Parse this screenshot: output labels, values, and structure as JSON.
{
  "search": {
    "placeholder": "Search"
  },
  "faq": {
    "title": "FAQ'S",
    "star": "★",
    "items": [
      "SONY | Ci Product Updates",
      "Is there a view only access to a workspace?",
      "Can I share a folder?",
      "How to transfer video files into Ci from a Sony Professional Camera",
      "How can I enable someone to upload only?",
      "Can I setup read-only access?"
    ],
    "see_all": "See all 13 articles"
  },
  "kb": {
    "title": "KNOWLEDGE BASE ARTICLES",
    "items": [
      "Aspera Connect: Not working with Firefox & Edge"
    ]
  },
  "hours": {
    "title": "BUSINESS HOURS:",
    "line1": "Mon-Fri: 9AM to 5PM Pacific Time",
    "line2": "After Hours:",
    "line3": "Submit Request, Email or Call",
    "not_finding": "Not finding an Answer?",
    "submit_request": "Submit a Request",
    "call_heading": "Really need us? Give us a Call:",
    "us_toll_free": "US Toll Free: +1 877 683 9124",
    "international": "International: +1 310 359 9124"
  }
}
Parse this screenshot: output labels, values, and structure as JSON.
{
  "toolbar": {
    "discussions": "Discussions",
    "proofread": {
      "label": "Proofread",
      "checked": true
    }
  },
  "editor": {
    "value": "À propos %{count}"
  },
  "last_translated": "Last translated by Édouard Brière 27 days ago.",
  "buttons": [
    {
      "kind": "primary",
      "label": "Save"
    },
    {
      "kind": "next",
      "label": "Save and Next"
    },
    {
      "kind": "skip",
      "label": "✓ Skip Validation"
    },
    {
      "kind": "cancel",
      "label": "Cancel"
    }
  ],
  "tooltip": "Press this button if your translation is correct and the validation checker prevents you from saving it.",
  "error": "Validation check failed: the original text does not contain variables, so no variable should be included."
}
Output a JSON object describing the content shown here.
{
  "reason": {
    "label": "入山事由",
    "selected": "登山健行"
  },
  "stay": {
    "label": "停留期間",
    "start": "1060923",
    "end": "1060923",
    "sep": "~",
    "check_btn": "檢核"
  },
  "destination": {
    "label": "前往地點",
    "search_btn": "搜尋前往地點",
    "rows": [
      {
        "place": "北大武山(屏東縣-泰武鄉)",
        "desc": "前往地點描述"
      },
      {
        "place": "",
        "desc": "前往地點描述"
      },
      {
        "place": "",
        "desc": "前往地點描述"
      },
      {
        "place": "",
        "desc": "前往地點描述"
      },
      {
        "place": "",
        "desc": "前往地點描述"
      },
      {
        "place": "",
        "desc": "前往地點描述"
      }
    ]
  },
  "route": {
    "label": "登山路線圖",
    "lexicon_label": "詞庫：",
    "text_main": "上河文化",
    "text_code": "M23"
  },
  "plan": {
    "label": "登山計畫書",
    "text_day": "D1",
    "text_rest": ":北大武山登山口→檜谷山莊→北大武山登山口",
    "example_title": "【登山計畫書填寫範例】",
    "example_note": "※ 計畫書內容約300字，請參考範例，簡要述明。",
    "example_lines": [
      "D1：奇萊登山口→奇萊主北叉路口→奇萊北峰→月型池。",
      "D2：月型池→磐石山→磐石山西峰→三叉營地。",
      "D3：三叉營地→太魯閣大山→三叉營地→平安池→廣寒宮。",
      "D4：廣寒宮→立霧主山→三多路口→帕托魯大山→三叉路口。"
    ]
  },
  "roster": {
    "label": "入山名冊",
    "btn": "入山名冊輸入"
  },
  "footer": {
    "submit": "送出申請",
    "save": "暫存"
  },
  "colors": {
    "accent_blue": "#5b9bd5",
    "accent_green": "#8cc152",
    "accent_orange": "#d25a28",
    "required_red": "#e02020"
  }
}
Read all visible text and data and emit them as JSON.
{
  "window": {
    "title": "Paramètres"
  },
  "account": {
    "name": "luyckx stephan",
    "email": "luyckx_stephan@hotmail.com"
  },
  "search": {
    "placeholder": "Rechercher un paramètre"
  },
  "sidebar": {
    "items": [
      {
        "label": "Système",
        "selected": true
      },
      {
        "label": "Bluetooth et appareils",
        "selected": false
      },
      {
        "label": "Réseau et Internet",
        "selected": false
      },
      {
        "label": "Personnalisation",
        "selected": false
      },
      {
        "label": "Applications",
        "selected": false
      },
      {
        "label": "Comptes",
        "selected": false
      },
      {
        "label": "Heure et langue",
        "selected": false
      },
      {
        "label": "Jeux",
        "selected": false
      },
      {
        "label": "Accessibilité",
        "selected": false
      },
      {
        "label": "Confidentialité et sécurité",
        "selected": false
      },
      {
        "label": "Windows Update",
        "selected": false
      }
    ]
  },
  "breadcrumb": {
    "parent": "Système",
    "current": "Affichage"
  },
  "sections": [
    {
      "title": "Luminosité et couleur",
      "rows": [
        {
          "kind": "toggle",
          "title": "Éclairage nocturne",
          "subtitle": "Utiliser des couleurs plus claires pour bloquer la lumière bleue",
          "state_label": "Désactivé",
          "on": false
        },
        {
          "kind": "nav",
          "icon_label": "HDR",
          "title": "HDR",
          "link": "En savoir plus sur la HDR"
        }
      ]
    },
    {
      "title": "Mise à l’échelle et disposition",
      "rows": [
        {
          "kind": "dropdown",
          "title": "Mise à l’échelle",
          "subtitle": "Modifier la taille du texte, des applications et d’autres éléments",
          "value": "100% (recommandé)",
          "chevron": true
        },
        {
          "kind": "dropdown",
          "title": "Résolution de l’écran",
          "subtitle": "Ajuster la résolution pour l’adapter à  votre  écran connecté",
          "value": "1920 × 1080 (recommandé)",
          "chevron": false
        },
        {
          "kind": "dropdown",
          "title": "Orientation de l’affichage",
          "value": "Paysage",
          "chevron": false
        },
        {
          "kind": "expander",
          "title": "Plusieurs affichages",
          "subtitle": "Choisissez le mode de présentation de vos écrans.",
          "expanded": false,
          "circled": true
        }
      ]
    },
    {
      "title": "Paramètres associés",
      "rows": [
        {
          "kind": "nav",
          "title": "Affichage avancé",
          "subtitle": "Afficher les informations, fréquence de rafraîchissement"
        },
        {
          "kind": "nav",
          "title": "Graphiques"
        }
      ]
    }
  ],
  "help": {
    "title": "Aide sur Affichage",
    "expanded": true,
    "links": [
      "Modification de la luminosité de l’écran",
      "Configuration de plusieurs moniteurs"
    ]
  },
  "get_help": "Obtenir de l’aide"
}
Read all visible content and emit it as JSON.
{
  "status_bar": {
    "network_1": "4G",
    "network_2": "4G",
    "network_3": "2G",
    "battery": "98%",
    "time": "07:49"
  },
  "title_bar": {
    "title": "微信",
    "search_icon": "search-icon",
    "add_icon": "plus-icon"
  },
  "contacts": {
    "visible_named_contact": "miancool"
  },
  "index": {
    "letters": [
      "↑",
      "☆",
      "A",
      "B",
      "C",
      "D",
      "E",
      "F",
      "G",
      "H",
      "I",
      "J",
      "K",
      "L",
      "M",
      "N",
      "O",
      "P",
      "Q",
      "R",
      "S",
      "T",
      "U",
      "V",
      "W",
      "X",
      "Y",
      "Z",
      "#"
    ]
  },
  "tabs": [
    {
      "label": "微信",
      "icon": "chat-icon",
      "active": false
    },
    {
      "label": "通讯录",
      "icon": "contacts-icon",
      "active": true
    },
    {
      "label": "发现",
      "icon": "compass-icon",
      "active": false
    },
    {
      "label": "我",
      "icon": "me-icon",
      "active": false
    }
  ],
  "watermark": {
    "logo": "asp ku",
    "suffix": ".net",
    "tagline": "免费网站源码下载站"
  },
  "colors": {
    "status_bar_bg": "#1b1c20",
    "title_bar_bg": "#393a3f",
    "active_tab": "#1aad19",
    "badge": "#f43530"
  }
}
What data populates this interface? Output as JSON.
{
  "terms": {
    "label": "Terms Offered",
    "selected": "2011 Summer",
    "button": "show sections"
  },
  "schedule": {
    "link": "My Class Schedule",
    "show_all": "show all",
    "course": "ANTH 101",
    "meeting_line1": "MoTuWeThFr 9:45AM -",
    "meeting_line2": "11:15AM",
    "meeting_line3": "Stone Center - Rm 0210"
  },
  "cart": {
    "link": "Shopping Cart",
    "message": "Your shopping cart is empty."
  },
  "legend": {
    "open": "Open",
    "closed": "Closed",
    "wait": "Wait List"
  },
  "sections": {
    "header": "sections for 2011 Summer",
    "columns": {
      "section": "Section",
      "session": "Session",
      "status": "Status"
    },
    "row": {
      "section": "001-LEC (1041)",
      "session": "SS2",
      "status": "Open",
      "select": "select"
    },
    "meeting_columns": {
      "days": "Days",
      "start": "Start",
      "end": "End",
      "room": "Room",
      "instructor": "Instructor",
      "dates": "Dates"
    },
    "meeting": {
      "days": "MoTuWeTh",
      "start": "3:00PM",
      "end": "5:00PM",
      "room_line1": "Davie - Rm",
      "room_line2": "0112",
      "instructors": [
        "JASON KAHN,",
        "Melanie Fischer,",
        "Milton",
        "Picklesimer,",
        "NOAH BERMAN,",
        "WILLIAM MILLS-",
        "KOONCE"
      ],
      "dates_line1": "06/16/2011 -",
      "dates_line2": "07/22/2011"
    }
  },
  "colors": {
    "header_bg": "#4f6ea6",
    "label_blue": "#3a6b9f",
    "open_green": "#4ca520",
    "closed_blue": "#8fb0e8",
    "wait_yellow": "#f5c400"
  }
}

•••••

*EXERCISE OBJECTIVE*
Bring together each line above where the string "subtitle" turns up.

*EXERCISE RESPONSE*
          "subtitle": "Utiliser des couleurs plus claires pour bloquer la lumière bleue",
          "subtitle": "Modifier la taille du texte, des applications et d’autres éléments",
          "subtitle": "Ajuster la résolution pour l’adapter à  votre  écran connecté",
          "subtitle": "Choisissez le mode de présentation de vos écrans.",
          "subtitle": "Afficher les informations, fréquence de rafraîchissement"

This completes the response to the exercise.